| What you should do |
What is needed is each line of the data below that holds the string "expanded".

Dataset rows describing interfaces
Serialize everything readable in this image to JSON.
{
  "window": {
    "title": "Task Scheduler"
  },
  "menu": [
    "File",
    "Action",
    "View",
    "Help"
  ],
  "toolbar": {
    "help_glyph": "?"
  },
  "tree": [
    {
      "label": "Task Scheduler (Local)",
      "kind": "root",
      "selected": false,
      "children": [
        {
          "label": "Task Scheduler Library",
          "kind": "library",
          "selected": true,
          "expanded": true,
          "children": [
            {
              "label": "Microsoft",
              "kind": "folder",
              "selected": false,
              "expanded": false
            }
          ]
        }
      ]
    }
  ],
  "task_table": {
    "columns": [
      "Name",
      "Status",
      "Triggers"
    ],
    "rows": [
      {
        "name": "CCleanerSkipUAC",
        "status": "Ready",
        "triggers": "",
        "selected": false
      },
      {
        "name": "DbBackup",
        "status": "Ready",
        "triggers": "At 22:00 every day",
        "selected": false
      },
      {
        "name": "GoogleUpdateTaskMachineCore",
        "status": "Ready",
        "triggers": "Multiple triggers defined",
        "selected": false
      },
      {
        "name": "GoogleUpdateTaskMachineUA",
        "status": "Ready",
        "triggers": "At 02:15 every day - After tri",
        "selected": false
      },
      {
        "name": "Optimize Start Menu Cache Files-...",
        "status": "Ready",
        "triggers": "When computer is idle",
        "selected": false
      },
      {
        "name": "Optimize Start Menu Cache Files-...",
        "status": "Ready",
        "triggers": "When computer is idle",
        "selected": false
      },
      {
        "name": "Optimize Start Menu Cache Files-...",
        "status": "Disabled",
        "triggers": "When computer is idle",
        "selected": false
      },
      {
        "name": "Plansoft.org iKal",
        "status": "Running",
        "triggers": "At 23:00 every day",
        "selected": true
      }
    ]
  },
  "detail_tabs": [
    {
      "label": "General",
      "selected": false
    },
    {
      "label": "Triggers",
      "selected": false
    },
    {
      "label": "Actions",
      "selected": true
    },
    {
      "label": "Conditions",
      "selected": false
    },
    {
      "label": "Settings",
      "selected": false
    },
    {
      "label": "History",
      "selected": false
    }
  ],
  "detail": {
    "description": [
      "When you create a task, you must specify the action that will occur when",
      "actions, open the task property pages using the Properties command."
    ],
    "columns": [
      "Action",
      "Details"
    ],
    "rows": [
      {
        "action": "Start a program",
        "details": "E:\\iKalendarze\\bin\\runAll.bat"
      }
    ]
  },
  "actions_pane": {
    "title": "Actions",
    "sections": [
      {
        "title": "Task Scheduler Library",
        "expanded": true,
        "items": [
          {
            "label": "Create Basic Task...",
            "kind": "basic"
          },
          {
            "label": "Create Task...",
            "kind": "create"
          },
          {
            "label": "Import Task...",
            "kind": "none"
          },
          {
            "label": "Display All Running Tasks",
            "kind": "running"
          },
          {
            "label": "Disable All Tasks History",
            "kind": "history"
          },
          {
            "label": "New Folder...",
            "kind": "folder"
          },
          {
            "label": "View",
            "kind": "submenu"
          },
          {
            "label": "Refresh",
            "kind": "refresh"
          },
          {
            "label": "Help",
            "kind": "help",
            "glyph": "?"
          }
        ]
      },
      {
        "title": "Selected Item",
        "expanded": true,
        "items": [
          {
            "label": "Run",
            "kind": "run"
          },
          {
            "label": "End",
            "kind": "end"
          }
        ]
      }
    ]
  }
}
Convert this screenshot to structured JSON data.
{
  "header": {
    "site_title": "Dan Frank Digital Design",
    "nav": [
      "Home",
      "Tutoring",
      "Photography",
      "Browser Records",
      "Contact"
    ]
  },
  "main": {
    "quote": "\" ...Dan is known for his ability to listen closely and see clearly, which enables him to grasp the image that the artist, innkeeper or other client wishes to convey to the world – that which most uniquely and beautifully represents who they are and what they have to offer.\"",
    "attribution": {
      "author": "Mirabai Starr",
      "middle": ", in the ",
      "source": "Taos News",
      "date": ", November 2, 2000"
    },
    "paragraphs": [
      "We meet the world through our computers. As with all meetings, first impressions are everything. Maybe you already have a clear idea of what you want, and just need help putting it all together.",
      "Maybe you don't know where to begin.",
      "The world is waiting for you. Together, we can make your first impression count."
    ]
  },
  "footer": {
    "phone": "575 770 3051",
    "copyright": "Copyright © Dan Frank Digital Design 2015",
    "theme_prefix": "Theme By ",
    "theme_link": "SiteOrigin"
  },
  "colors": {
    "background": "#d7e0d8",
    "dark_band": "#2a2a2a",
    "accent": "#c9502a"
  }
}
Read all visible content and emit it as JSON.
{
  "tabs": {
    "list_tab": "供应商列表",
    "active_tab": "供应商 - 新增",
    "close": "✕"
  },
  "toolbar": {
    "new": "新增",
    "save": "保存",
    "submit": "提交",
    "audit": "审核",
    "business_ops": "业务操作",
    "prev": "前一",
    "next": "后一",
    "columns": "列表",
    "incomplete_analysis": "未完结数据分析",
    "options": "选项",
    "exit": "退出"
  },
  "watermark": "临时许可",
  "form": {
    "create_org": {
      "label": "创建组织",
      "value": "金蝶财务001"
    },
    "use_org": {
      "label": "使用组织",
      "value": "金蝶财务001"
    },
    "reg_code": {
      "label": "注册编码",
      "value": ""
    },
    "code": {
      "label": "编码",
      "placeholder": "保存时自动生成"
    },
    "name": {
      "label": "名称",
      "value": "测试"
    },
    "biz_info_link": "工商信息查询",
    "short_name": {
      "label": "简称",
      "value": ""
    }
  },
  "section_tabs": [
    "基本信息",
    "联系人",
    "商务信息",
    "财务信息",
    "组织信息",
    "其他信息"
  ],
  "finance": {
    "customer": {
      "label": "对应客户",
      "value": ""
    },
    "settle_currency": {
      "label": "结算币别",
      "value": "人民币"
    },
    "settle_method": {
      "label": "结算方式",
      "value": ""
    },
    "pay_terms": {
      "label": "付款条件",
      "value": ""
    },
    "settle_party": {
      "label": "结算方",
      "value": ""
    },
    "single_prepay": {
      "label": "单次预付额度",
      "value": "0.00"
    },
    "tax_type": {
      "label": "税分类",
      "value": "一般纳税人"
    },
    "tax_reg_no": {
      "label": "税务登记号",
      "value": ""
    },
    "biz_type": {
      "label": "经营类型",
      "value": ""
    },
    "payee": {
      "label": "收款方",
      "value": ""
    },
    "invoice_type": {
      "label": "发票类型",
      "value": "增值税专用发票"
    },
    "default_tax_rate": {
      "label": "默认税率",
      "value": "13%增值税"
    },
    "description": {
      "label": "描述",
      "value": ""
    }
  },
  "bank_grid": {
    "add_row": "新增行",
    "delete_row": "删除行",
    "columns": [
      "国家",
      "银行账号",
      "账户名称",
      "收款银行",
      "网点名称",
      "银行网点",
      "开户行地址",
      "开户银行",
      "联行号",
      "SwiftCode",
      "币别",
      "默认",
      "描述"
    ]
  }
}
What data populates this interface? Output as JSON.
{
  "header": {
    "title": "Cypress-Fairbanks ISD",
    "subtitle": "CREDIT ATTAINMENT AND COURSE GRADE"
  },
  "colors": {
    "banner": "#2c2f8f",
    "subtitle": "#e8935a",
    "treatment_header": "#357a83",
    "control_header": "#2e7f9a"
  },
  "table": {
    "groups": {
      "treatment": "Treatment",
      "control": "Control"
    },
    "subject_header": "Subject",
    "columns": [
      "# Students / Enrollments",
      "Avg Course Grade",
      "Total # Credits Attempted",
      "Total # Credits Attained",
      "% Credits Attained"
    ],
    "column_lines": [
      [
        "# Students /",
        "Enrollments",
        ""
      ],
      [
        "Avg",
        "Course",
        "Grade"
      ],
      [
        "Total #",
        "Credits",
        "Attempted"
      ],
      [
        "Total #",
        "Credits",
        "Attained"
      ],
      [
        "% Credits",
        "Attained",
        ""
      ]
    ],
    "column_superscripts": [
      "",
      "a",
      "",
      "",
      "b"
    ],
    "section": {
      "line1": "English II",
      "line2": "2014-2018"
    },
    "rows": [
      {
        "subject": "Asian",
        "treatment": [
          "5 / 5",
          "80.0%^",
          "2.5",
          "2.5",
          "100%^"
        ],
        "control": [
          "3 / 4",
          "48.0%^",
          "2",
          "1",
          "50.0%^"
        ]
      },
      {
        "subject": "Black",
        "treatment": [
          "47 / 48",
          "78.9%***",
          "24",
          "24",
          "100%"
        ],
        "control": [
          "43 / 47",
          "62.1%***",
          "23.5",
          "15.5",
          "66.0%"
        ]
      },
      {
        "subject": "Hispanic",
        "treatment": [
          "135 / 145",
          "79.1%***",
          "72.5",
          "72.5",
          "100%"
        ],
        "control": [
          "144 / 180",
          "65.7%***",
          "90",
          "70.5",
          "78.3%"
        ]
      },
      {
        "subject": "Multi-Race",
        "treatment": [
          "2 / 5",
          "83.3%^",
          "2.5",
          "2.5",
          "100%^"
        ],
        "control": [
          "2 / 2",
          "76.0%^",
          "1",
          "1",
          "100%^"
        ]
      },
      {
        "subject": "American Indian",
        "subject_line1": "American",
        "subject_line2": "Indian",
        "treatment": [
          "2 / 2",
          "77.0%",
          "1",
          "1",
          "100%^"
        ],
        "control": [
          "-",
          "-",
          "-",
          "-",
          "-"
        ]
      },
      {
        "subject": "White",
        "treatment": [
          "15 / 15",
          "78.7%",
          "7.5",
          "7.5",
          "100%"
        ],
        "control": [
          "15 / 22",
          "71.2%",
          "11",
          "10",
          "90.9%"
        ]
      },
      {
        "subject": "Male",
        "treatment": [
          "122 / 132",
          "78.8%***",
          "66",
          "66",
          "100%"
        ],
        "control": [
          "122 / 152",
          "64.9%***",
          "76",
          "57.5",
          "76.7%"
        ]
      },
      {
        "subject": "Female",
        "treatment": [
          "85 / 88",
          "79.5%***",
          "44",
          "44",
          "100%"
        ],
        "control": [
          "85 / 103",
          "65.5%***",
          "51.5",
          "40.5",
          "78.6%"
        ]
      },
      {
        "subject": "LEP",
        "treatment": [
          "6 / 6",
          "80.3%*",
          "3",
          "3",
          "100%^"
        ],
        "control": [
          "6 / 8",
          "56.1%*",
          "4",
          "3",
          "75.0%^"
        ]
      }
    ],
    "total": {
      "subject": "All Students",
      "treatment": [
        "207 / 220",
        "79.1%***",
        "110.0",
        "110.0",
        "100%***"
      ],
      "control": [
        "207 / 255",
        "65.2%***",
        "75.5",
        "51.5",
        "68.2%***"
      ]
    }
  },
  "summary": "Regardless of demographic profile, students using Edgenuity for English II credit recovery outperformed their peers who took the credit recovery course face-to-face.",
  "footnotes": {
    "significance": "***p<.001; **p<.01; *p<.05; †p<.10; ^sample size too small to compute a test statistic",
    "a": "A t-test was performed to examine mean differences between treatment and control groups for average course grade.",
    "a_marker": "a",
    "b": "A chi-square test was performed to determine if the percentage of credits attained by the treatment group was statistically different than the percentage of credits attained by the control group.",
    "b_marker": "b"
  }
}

| Written reply |
          "expanded": true,
              "expanded": false
        "expanded": true,
        "expanded": true,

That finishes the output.